    The University of California, Davis, which is renowned for its viniculture and brewery program, was a major supporter of the legislation.

    Andrew Waterhouse, a professor in department of viticulture and enology at UC Davis, said the bill allows his students to taste wine while its getting made, a critical skill for those learning how to craft fine wines.

    "It’s an experience they can’t really get any other way," said Waterhouse, who testified in support of the bill. "And it’s much better if they do it in an educational setting where they can ask a lot of questions."

    Tara Pattison, 19, who studies brewing science at UC Davis, said she is happy that the law is finally on the books. 

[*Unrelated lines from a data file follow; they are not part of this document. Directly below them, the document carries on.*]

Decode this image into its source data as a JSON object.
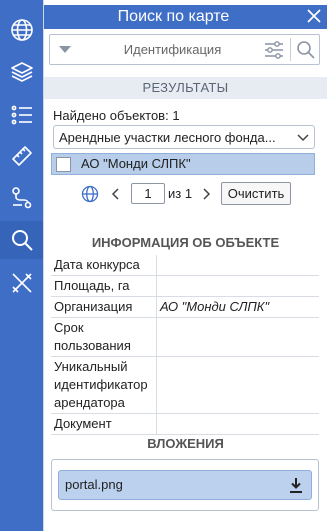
{
  "rail": {
    "items": [
      {
        "icon": "globe-icon"
      },
      {
        "icon": "layers-icon"
      },
      {
        "icon": "list-icon"
      },
      {
        "icon": "ruler-icon"
      },
      {
        "icon": "route-icon"
      },
      {
        "icon": "search-icon",
        "active": true
      },
      {
        "icon": "tools-icon"
      }
    ]
  },
  "panel": {
    "title": "Поиск по карте",
    "search_mode": "Идентификация",
    "results_header": "РЕЗУЛЬТАТЫ",
    "found_text": "Найдено объектов: 1",
    "layer_select": "Арендные участки лесного фонда...",
    "result_item": "АО \"Монди СЛПК\"",
    "pager": {
      "page": "1",
      "of_text": "из 1",
      "clear_label": "Очистить"
    },
    "info_title": "ИНФОРМАЦИЯ ОБ ОБЪЕКТЕ",
    "attributes": [
      {
        "key": "Дата конкурса",
        "value": ""
      },
      {
        "key": "Площадь, га",
        "value": ""
      },
      {
        "key": "Организация",
        "value": "АО \"Монди СЛПК\""
      },
      {
        "key": "Срок пользования",
        "value": ""
      },
      {
        "key": "Уникальный идентификатор арендатора",
        "value": ""
      },
      {
        "key": "Документ",
        "value": ""
      }
    ],
    "attachments_title": "ВЛОЖЕНИЯ",
    "attachment_file": "portal.png"
  },
  "colors": {
    "accent": "#3f6ec7",
    "selection": "#b7cde9",
    "header_bg": "#e7ecf3"
  }
}
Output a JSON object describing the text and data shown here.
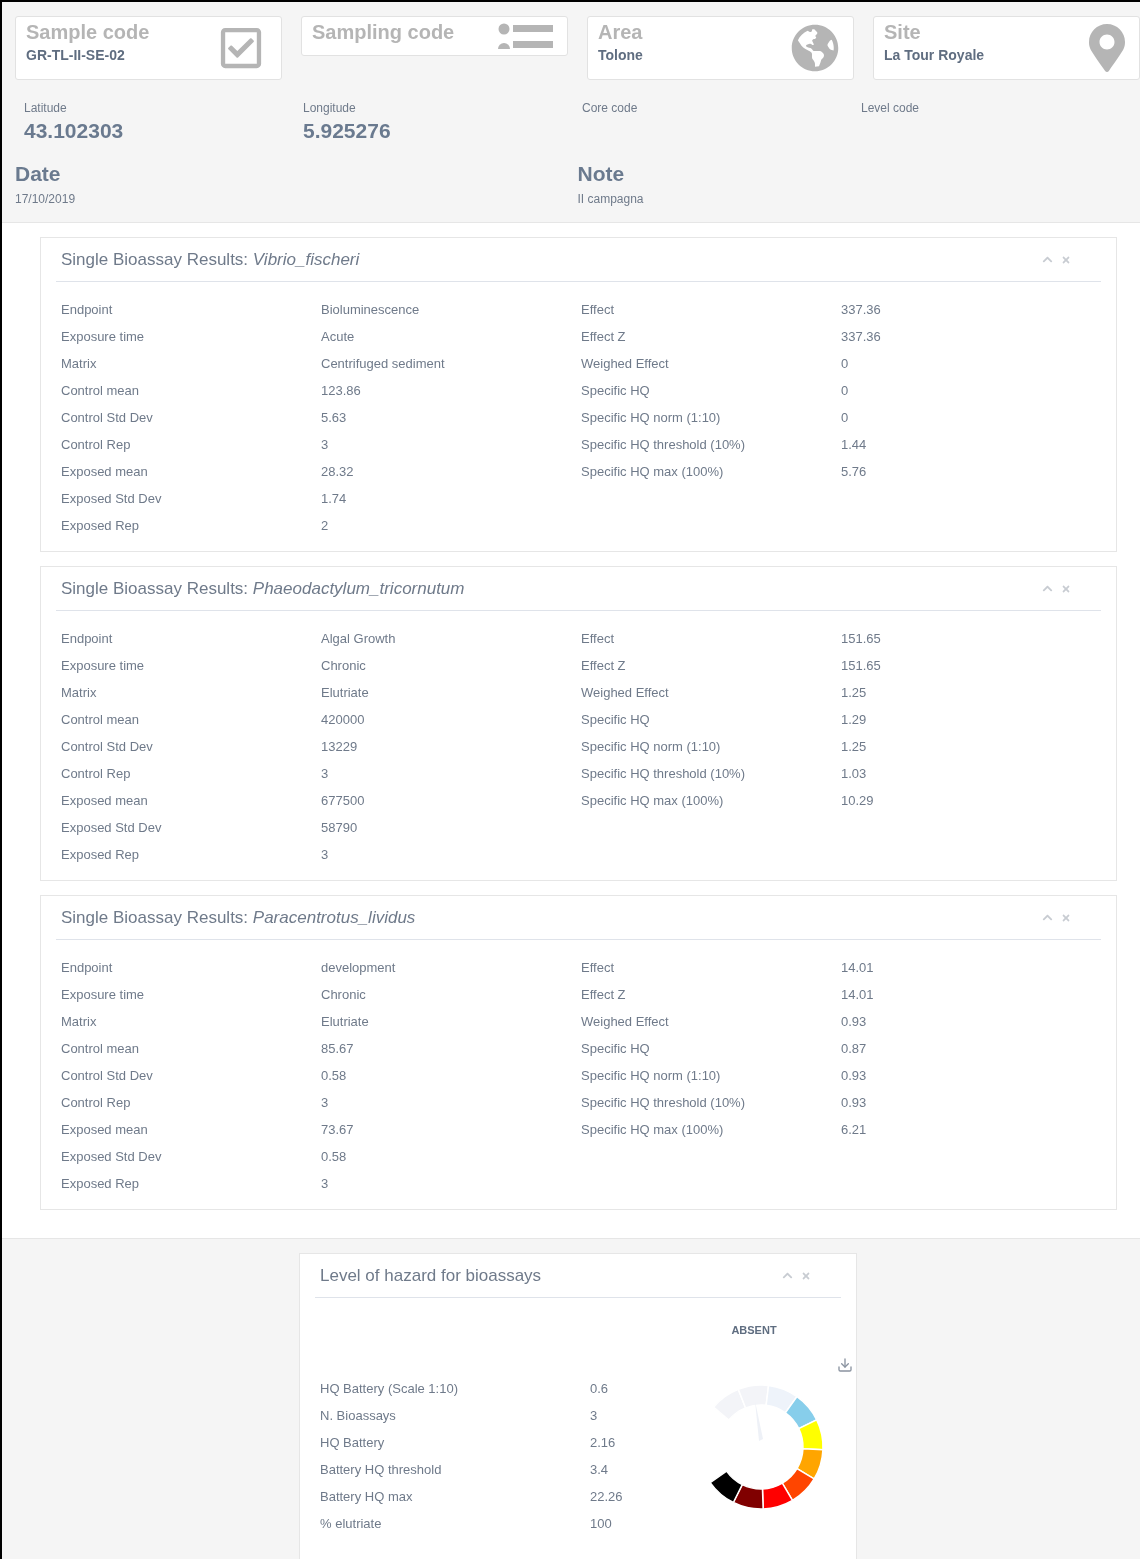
{
  "summary_cards": [
    {
      "kind": "check",
      "title": "Sample code",
      "value": "GR-TL-II-SE-02"
    },
    {
      "kind": "list",
      "title": "Sampling code"
    },
    {
      "kind": "globe",
      "title": "Area",
      "value": "Tolone"
    },
    {
      "kind": "pin",
      "title": "Site",
      "value": "La Tour Royale"
    }
  ],
  "coordinates": [
    {
      "label": "Latitude",
      "value": "43.102303"
    },
    {
      "label": "Longitude",
      "value": "5.925276"
    },
    {
      "label": "Core code"
    },
    {
      "label": "Level code"
    }
  ],
  "details": [
    {
      "label": "Date",
      "value": "17/10/2019"
    },
    {
      "label": "Note",
      "value": "II campagna"
    }
  ],
  "bioassay_panels": [
    {
      "title": "Single Bioassay Results: *Vibrio_fischeri*",
      "left_rows": [
        [
          "Endpoint",
          "Bioluminescence"
        ],
        [
          "Exposure time",
          "Acute"
        ],
        [
          "Matrix",
          "Centrifuged sediment"
        ],
        [
          "Control mean",
          "123.86"
        ],
        [
          "Control Std Dev",
          "5.63"
        ],
        [
          "Control Rep",
          "3"
        ],
        [
          "Exposed mean",
          "28.32"
        ],
        [
          "Exposed Std Dev",
          "1.74"
        ],
        [
          "Exposed Rep",
          "2"
        ]
      ],
      "right_rows": [
        [
          "Effect",
          "337.36"
        ],
        [
          "Effect Z",
          "337.36"
        ],
        [
          "Weighed Effect",
          "0"
        ],
        [
          "Specific HQ",
          "0"
        ],
        [
          "Specific HQ norm (1:10)",
          "0"
        ],
        [
          "Specific HQ threshold (10%)",
          "1.44"
        ],
        [
          "Specific HQ max (100%)",
          "5.76"
        ]
      ]
    },
    {
      "title": "Single Bioassay Results: *Phaeodactylum_tricornutum*",
      "left_rows": [
        [
          "Endpoint",
          "Algal Growth"
        ],
        [
          "Exposure time",
          "Chronic"
        ],
        [
          "Matrix",
          "Elutriate"
        ],
        [
          "Control mean",
          "420000"
        ],
        [
          "Control Std Dev",
          "13229"
        ],
        [
          "Control Rep",
          "3"
        ],
        [
          "Exposed mean",
          "677500"
        ],
        [
          "Exposed Std Dev",
          "58790"
        ],
        [
          "Exposed Rep",
          "3"
        ]
      ],
      "right_rows": [
        [
          "Effect",
          "151.65"
        ],
        [
          "Effect Z",
          "151.65"
        ],
        [
          "Weighed Effect",
          "1.25"
        ],
        [
          "Specific HQ",
          "1.29"
        ],
        [
          "Specific HQ norm (1:10)",
          "1.25"
        ],
        [
          "Specific HQ threshold (10%)",
          "1.03"
        ],
        [
          "Specific HQ max (100%)",
          "10.29"
        ]
      ]
    },
    {
      "title": "Single Bioassay Results: *Paracentrotus_lividus*",
      "left_rows": [
        [
          "Endpoint",
          "development"
        ],
        [
          "Exposure time",
          "Chronic"
        ],
        [
          "Matrix",
          "Elutriate"
        ],
        [
          "Control mean",
          "85.67"
        ],
        [
          "Control Std Dev",
          "0.58"
        ],
        [
          "Control Rep",
          "3"
        ],
        [
          "Exposed mean",
          "73.67"
        ],
        [
          "Exposed Std Dev",
          "0.58"
        ],
        [
          "Exposed Rep",
          "3"
        ]
      ],
      "right_rows": [
        [
          "Effect",
          "14.01"
        ],
        [
          "Effect Z",
          "14.01"
        ],
        [
          "Weighed Effect",
          "0.93"
        ],
        [
          "Specific HQ",
          "0.87"
        ],
        [
          "Specific HQ norm (1:10)",
          "0.93"
        ],
        [
          "Specific HQ threshold (10%)",
          "0.93"
        ],
        [
          "Specific HQ max (100%)",
          "6.21"
        ]
      ]
    }
  ],
  "hazard_panel": {
    "title": "Level of hazard for bioassays",
    "level_label": "ABSENT",
    "rows": [
      [
        "HQ Battery (Scale 1:10)",
        "0.6"
      ],
      [
        "N. Bioassays",
        "3"
      ],
      [
        "HQ Battery",
        "2.16"
      ],
      [
        "Battery HQ threshold",
        "3.4"
      ],
      [
        "Battery HQ max",
        "22.26"
      ],
      [
        "% elutriate",
        "100"
      ]
    ]
  }
}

    "You are learning about the process in theory, but when it comes to actually doing it, it’s not as simple as the books make it look," Pattison said. "If you cannot test the final products you will never know what mistakes you have made or, in a perfect world, didn’t make."